“That’s something they did not do 10 years ago,” said Rabbi Daniel Freedlander, the program director for the Reform movement’s Union of American Hebrew Congregations.
He noted specific interest in the impact of Jewish preschool education, and in affiliation rates of interfaith couples and their openness to outreach from Jewish institutions.
The Orthodox Union’s executive vice president, Rabbi Raphael Butler, said he appreciates the opportunity to clarify how surveyors will account for large Orthodox families and for populations who might hesitate in taking part in telephone polls.
Specifics yet to be determined include preliminary questions to determine which households will be included in the final survey.
Some observers questioned the sampling techniques that helped derive the 52 percent intermarriage rate found in the 1990 survey.
Schwartz said his team was still pondering how to deal with this question in the 2000 survey.
The intermarriage finding tended to overshadow several other significant results from 1990 that researchers and federations hope to revisit in the coming survey.
The last survey found “a clear drop” in the levels of organizational membership, volunteerism, synagogue membership and ritual observance “across the board,” said Alice Goldstein.
As a member of the Rhode Island federation’s education planning commission and a past president of the local Bureau of Jewish Education, she said she was “frankly more concerned with that than with intermarriage,” which she views as a symptom of the larger trends.
The geographic distribution of Jewish populations is a “major area” for examination, said Sidney Goldstein, a professor of population studies and sociology at Brown University and the 1990 research team’s co-chairman.
The Goldsteins co-authored one of five monographs that draw on the 1990 data, “Jews on the Move: Implications for Jewish Identity.”
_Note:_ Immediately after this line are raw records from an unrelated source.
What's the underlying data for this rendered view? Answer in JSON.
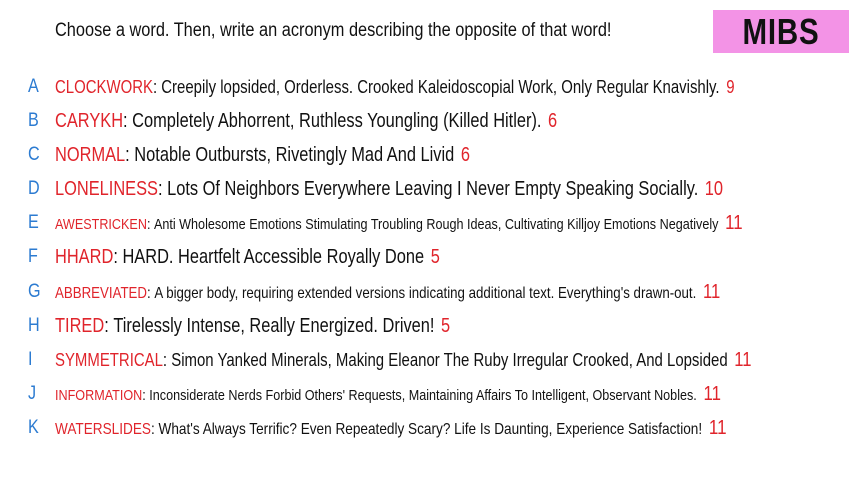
{
  "header": {
    "prompt": "Choose a word. Then, write an acronym describing the opposite of that word!",
    "badge": "MIBS"
  },
  "entries": [
    {
      "letter": "A",
      "word": "CLOCKWORK",
      "definition": "Creepily lopsided, Orderless. Crooked Kaleidoscopial Work, Only Regular Knavishly.",
      "count": "9"
    },
    {
      "letter": "B",
      "word": "CARYKH",
      "definition": "Completely Abhorrent, Ruthless Youngling (Killed Hitler).",
      "count": "6"
    },
    {
      "letter": "C",
      "word": "NORMAL",
      "definition": "Notable Outbursts, Rivetingly Mad And Livid",
      "count": "6"
    },
    {
      "letter": "D",
      "word": "LONELINESS",
      "definition": "Lots Of Neighbors Everywhere Leaving I Never Empty Speaking Socially.",
      "count": "10"
    },
    {
      "letter": "E",
      "word": "AWESTRICKEN",
      "definition": "Anti Wholesome Emotions Stimulating Troubling Rough Ideas, Cultivating Killjoy Emotions Negatively",
      "count": "11"
    },
    {
      "letter": "F",
      "word": "HHARD",
      "definition": "HARD. Heartfelt Accessible Royally Done",
      "count": "5"
    },
    {
      "letter": "G",
      "word": "ABBREVIATED",
      "definition": "A bigger body, requiring extended versions indicating additional text. Everything's drawn-out.",
      "count": "11"
    },
    {
      "letter": "H",
      "word": "TIRED",
      "definition": "Tirelessly Intense, Really Energized. Driven!",
      "count": "5"
    },
    {
      "letter": "I",
      "word": "SYMMETRICAL",
      "definition": "Simon Yanked Minerals, Making Eleanor The Ruby Irregular Crooked, And Lopsided",
      "count": "11"
    },
    {
      "letter": "J",
      "word": "INFORMATION",
      "definition": "Inconsiderate Nerds Forbid Others' Requests, Maintaining Affairs To Intelligent, Observant Nobles.",
      "count": "11"
    },
    {
      "letter": "K",
      "word": "WATERSLIDES",
      "definition": "What's Always Terrific? Even Repeatedly Scary? Life Is Daunting, Experience Satisfaction!",
      "count": "11"
    }
  ]
}
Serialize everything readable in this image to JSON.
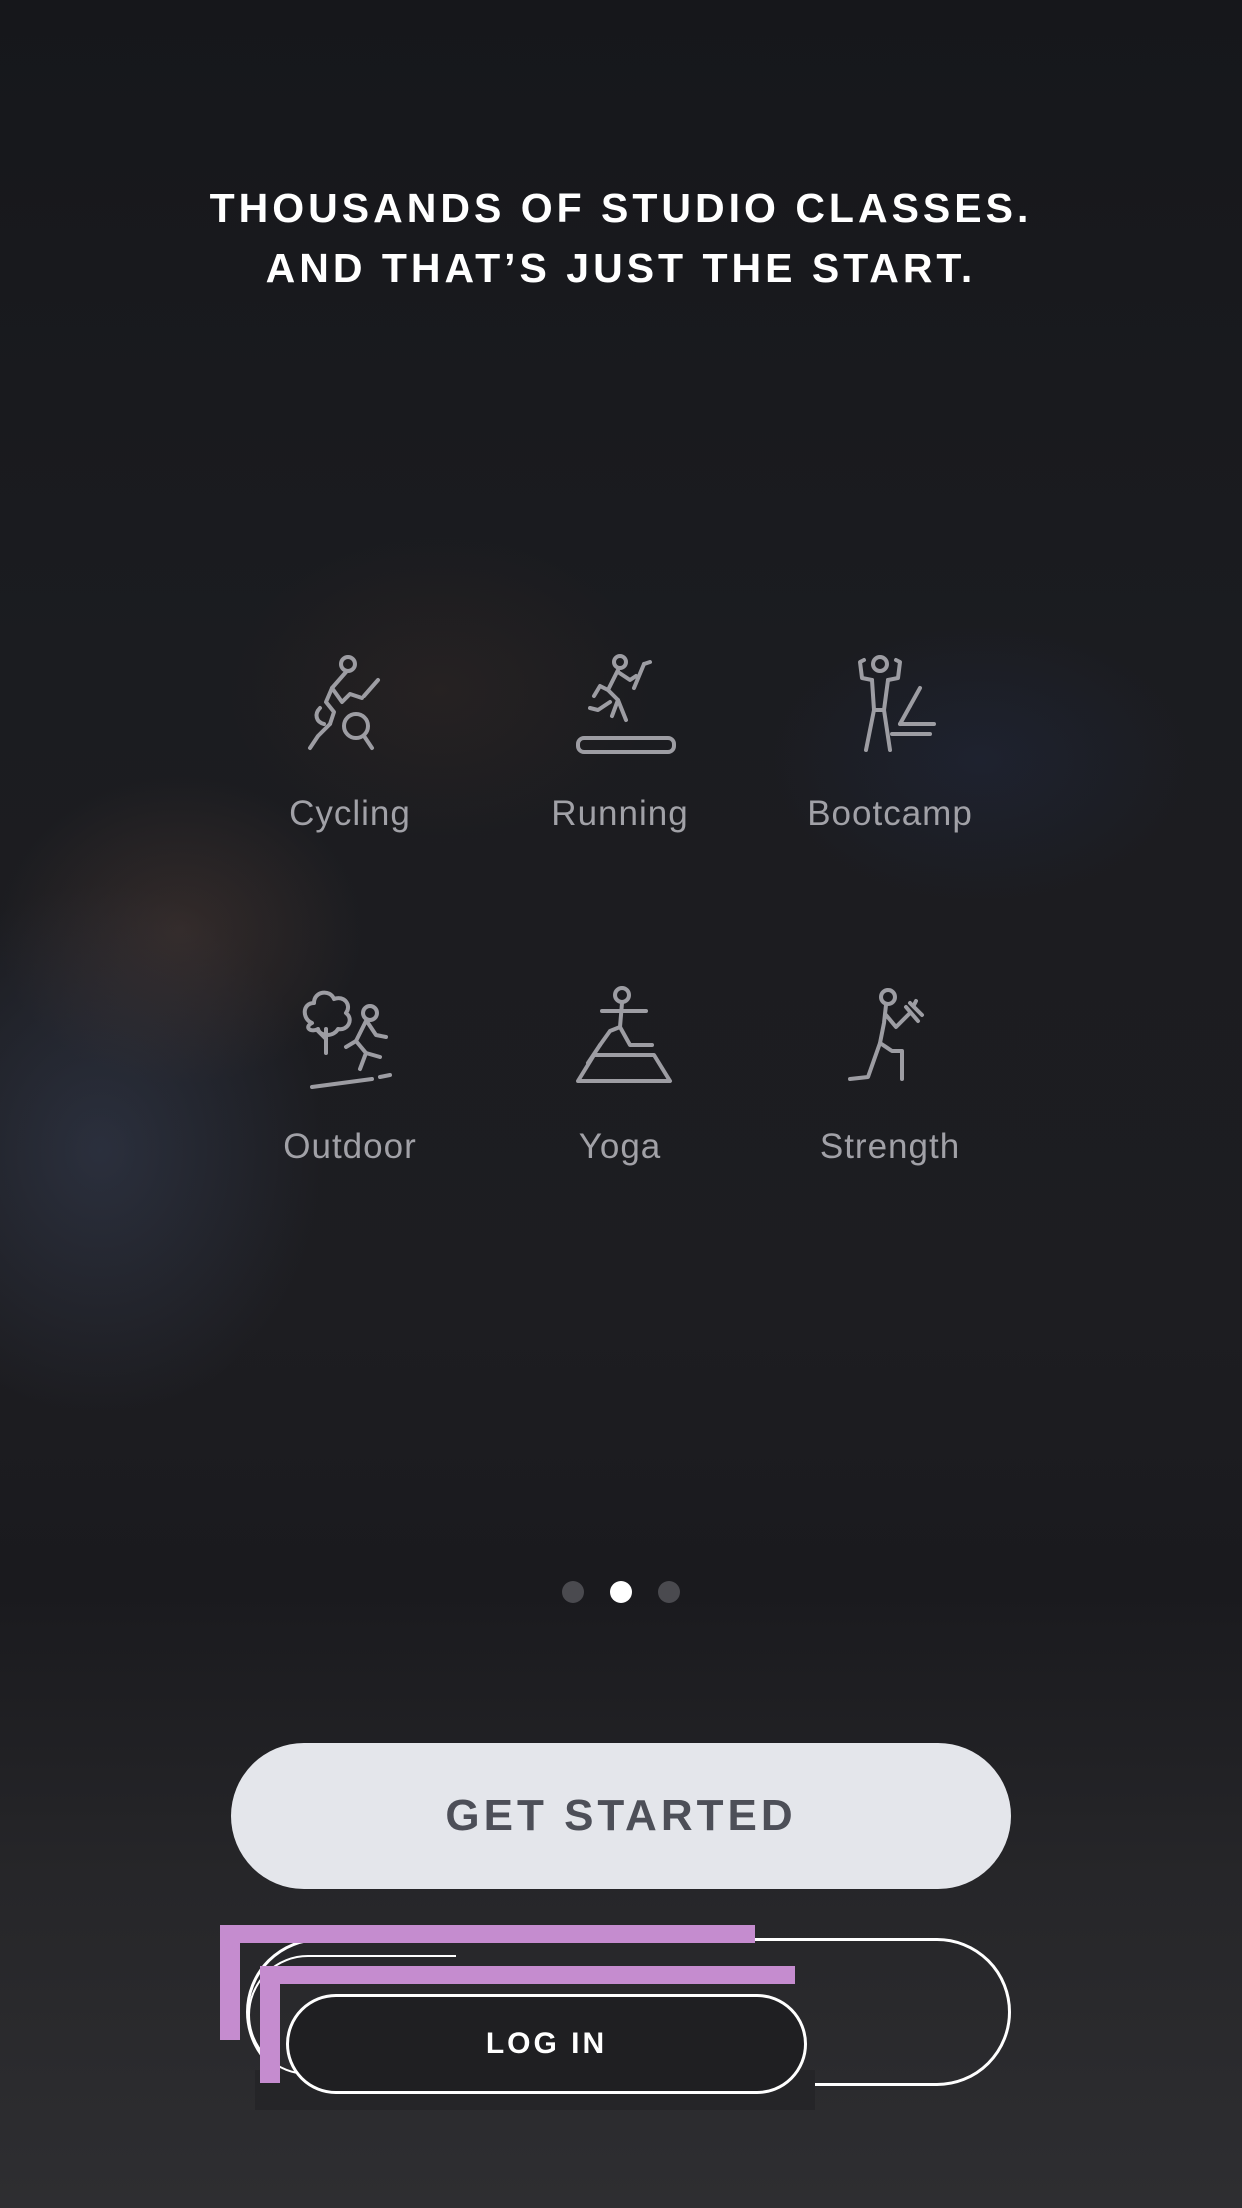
{
  "headline": {
    "line1": "THOUSANDS OF STUDIO CLASSES.",
    "line2": "AND THAT’S JUST THE START."
  },
  "categories": [
    {
      "label": "Cycling",
      "icon": "cycling-icon"
    },
    {
      "label": "Running",
      "icon": "running-icon"
    },
    {
      "label": "Bootcamp",
      "icon": "bootcamp-icon"
    },
    {
      "label": "Outdoor",
      "icon": "outdoor-icon"
    },
    {
      "label": "Yoga",
      "icon": "yoga-icon"
    },
    {
      "label": "Strength",
      "icon": "strength-icon"
    }
  ],
  "pagination": {
    "total": 3,
    "active_index": 1
  },
  "actions": {
    "get_started_label": "GET STARTED",
    "login_label": "LOG IN"
  },
  "colors": {
    "background": "#17171b",
    "primary_button": "#e4e6eb",
    "primary_button_text": "#4d4f58",
    "icon_stroke": "#9d9da3",
    "active_dot": "#ffffff",
    "inactive_dot": "#4a4a4f"
  }
}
One of the most fruitful outcomes of the 1990 survey was its indication of philanthropic-giving patterns along generational lines.
It found that American Jews who grew up during the war years tend to give to Jewish causes and to collective institutions, and that younger Jews are nearly twice as likely to give to secular organizations.
These findings forced a change in fund-raising approaches to younger generations of Jews, said Donald Kent, CJF’s vice president for development and marketing.
The 1990 findings reverberated throughout UJA and CJF — American Jewry’s most broad-based fund-raising and social service organizations — even before their merger into the UJC.
They led to collaborations with synagogues and Jewish educators and to the creation of commissions on intermarriage and on continuity.
Significantly, one of the four “pillars” underlying the UJC’s new programmatic mission is “Jewish Renaissance and Renewal,” a direct outgrowth of the communal focus on Jewish continuity over the past decade.